| ASSIGNMENT |
Once the pictures are removed, reproduce what is left of the data below exactly.

| DATA TO USE |
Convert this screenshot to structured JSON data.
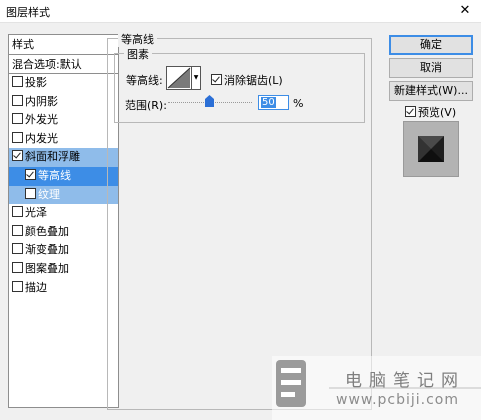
{
  "window": {
    "title": "图层样式",
    "close_glyph": "✕"
  },
  "sidebar": {
    "header": "样式",
    "blend_options": "混合选项:默认",
    "items": [
      {
        "label": "投影",
        "checked": false
      },
      {
        "label": "内阴影",
        "checked": false
      },
      {
        "label": "外发光",
        "checked": false
      },
      {
        "label": "内发光",
        "checked": false
      },
      {
        "label": "斜面和浮雕",
        "checked": true
      },
      {
        "label": "等高线",
        "checked": true
      },
      {
        "label": "纹理",
        "checked": false
      },
      {
        "label": "光泽",
        "checked": false
      },
      {
        "label": "颜色叠加",
        "checked": false
      },
      {
        "label": "渐变叠加",
        "checked": false
      },
      {
        "label": "图案叠加",
        "checked": false
      },
      {
        "label": "描边",
        "checked": false
      }
    ]
  },
  "panel": {
    "title": "等高线",
    "group_title": "图素",
    "contour_label": "等高线:",
    "antialias_label": "消除锯齿(L)",
    "antialias_checked": true,
    "range_label": "范围(R):",
    "range_value": "50",
    "range_unit": "%"
  },
  "buttons": {
    "ok": "确定",
    "cancel": "取消",
    "new_style": "新建样式(W)...",
    "preview_label": "预览(V)",
    "preview_checked": true
  },
  "watermark": {
    "cn": "电脑笔记网",
    "url": "www.pcbiji.com"
  },
  "colors": {
    "selection": "#3d8de6",
    "selection_light": "#8fbcea"
  }
}
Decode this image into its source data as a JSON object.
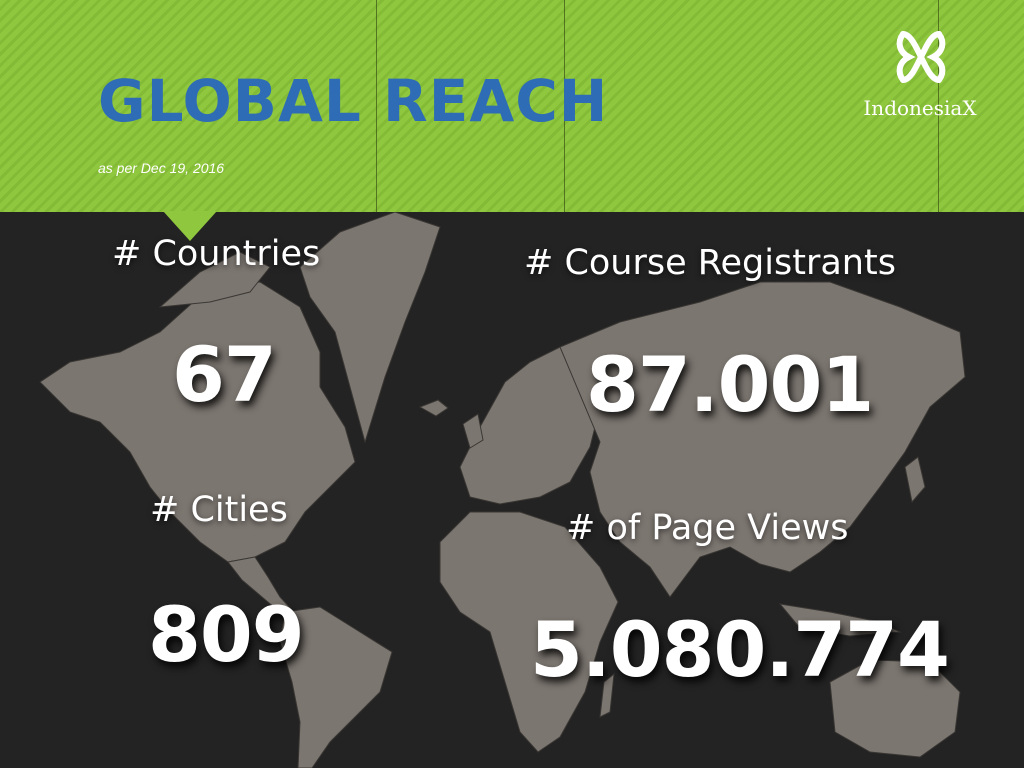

| ANSWER SPACE |
Convert this screenshot to structured JSON data.
{
  "window": {
    "title": "图层样式",
    "close_glyph": "✕"
  },
  "sidebar": {
    "header": "样式",
    "blend_options": "混合选项:默认",
    "items": [
      {
        "label": "投影",
        "checked": false
      },
      {
        "label": "内阴影",
        "checked": false
      },
      {
        "label": "外发光",
        "checked": false
      },
      {
        "label": "内发光",
        "checked": false
      },
      {
        "label": "斜面和浮雕",
        "checked": true
      },
      {
        "label": "等高线",
        "checked": true
      },
      {
        "label": "纹理",
        "checked": false
      },
      {
        "label": "光泽",
        "checked": false
      },
      {
        "label": "颜色叠加",
        "checked": false
      },
      {
        "label": "渐变叠加",
        "checked": false
      },
      {
        "label": "图案叠加",
        "checked": false
      },
      {
        "label": "描边",
        "checked": false
      }
    ]
  },
  "panel": {
    "title": "等高线",
    "group_title": "图素",
    "contour_label": "等高线:",
    "antialias_label": "消除锯齿(L)",
    "antialias_checked": true,
    "range_label": "范围(R):",
    "range_value": "50",
    "range_unit": "%"
  },
  "buttons": {
    "ok": "确定",
    "cancel": "取消",
    "new_style": "新建样式(W)...",
    "preview_label": "预览(V)",
    "preview_checked": true
  },
  "watermark": {
    "cn": "电脑笔记网",
    "url": "www.pcbiji.com"
  },
  "colors": {
    "selection": "#3d8de6",
    "selection_light": "#8fbcea"
  }
}
Decode this image into its source data as a JSON object.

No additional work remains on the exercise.